*** Opening of DATA ***

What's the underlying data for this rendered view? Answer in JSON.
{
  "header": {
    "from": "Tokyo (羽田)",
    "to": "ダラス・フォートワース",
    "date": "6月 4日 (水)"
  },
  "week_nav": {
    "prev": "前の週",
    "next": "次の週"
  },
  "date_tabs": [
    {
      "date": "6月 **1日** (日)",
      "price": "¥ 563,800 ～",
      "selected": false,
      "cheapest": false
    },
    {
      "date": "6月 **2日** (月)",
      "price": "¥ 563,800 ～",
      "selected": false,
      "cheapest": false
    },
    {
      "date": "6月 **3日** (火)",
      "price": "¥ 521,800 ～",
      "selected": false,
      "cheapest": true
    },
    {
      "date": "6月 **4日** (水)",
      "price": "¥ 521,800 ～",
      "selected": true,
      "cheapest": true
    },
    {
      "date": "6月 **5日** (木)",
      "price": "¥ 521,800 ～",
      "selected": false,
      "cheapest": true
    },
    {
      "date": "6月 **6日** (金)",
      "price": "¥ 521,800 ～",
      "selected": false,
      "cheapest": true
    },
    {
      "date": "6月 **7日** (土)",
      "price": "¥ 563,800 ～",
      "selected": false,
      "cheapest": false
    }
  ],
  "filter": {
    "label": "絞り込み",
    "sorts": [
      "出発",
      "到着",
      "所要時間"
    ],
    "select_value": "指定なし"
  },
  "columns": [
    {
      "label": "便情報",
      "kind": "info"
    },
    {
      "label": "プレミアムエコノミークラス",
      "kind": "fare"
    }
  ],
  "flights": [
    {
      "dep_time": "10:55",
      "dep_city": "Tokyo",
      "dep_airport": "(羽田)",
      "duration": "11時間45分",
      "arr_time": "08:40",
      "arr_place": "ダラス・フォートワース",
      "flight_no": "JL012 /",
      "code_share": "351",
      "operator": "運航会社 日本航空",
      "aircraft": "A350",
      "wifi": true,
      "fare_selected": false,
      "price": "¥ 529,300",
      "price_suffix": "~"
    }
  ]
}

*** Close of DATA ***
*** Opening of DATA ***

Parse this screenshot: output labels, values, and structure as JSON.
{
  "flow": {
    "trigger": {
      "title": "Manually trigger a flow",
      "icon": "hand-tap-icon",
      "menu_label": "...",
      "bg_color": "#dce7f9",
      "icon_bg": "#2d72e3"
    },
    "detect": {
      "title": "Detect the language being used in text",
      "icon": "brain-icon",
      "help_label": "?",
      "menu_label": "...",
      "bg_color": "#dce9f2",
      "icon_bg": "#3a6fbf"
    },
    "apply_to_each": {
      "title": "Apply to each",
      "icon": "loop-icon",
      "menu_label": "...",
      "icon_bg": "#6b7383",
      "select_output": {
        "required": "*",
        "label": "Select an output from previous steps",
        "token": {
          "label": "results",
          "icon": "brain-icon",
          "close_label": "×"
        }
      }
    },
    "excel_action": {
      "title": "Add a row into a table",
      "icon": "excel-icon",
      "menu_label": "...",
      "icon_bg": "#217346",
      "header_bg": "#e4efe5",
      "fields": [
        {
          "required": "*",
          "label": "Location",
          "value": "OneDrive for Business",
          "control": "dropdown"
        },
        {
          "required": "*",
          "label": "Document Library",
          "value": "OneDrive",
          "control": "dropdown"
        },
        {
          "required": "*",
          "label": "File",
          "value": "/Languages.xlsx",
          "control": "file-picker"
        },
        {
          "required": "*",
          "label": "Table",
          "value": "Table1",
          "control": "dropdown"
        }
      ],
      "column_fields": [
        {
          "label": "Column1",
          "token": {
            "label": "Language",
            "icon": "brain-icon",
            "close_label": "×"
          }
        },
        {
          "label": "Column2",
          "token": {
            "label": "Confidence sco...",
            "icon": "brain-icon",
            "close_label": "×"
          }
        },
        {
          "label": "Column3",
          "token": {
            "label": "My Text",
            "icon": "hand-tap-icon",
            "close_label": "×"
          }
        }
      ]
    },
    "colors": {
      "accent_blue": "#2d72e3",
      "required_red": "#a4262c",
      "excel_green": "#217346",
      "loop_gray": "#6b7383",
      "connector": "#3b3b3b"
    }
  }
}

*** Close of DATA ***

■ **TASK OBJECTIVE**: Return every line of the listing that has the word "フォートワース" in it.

■ **RESULT BELOW**:
    "to": "ダラス・フォートワース",
      "arr_place": "ダラス・フォートワース",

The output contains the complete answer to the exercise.